It appears that after breakfast the squaw went to the wagon, while Spotted Horse strolled into Morris= grocery, one door north of the Long Branch. Meantime a complaint had been made to city marshal Brown in reference to the Indian=s conduct at Beals= house, and the marshal had started out to hunt him up, finally finding him in Morris= grocery. The marshal approached Spotted Horse and requested him to go with him to Mr. Covington, in order that the latter might act as an interpreter. The Indian refused, when the marshal took hold of him. Spotted Horse didn=t like that, and commenced to feel for his revolver. The marshal pulled his out and told the Indian to stop. On the latter refusing to do so, the marshal fired at him. In all, four shots were fired by the marshal, the last one striking the Indian about where the hair came down to his forehead, and came out at the back of his head. Parties who were present state that if the officer=s last shot had failed, the Indian would have had the advantage, because he had just succeeded in drawing his revolver when the shot struck him.
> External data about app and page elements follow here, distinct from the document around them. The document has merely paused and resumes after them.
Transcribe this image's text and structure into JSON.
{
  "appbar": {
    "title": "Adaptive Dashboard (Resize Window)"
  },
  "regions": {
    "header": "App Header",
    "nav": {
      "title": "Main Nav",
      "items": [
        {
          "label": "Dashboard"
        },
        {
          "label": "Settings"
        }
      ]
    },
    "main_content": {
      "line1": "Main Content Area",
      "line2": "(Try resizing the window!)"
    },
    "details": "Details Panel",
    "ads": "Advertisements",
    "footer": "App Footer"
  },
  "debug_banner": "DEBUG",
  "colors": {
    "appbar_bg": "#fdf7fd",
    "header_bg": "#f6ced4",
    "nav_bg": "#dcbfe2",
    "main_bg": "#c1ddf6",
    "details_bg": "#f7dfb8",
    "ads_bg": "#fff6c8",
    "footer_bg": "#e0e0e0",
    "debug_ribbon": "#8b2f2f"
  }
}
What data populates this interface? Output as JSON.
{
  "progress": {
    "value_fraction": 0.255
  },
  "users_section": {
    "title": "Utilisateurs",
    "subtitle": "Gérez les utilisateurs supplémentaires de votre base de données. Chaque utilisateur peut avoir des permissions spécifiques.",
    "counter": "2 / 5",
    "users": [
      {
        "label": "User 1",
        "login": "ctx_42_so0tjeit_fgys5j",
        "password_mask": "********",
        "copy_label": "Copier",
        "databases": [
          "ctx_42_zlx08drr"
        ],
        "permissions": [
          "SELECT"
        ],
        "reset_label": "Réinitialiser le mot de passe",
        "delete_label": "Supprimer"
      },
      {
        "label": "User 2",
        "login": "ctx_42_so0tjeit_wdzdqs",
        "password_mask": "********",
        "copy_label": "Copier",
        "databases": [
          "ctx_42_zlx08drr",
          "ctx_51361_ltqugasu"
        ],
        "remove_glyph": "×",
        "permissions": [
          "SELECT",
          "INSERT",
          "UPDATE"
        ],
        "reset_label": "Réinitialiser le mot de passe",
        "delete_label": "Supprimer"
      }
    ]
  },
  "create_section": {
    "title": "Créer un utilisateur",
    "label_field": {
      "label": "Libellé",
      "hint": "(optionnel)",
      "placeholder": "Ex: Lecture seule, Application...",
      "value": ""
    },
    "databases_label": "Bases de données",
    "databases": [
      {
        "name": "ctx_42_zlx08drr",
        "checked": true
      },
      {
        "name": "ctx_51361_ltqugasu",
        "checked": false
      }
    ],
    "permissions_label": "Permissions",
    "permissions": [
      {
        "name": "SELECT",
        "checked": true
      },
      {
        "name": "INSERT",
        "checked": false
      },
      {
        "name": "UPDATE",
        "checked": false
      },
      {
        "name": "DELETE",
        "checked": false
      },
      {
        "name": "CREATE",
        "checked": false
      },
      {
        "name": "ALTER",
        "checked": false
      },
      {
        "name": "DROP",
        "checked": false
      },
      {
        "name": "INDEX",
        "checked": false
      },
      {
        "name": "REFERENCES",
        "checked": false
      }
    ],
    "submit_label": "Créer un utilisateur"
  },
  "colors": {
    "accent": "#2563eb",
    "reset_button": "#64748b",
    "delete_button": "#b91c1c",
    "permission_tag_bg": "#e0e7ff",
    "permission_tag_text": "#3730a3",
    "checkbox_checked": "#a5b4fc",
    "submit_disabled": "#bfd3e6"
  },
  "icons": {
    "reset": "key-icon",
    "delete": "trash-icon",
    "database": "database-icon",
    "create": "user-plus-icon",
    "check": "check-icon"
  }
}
The Indian was shortly after removed to the warehouse two doors north, where every attention was given him, but he died in about two hours without uttering a word, although he seemed to be conscious up to within a few moments before breathing his last.

Coroner Stevenson was telegraphed for and came down late in the afternoon, viewed the body, and held an inquest that night. On Tuesday morning, the jury brought in a verdict that the deceased came to his death by a gun shot wound in the hands of H. N. Brown, and that the shooting was done in the discharge of his duty as an officer of the law, and the verdict of the entire community is the same.

The squaw, we are told, upon hearing the first shot fired, hitched the horses to the wagon and drove off as fast as she could toward the Territory.

[Note: For some reason one of the Indian newspapers spread the word that Marshal Brown had killed Hard Rope, an Osage Indian, instead of the Pawnee Indian.]



A couple of wagons of Pawnee men and women came in Tuesday to obtain the body of Spotted Horse. They went to the cemetery and opened the grave, but finding the body too much decomposed to permit of its removal they went through with their customary rites, replaced the body, and filled up the grave. Mayor Colson gave the Indians all the assistance he could, for which the Indians expressed great satisfaction. They left for home yesterday morning.



Marshal Brown and his assistant, Ben Wheeler, have certainly earned their salaries for the past five months. During that time they have run into the city treasury, for fines for violations of city ordinances, the sum of $1,296, being just $421 more than the salary they have received for that time. A very good showing for a quiet town like Caldwell.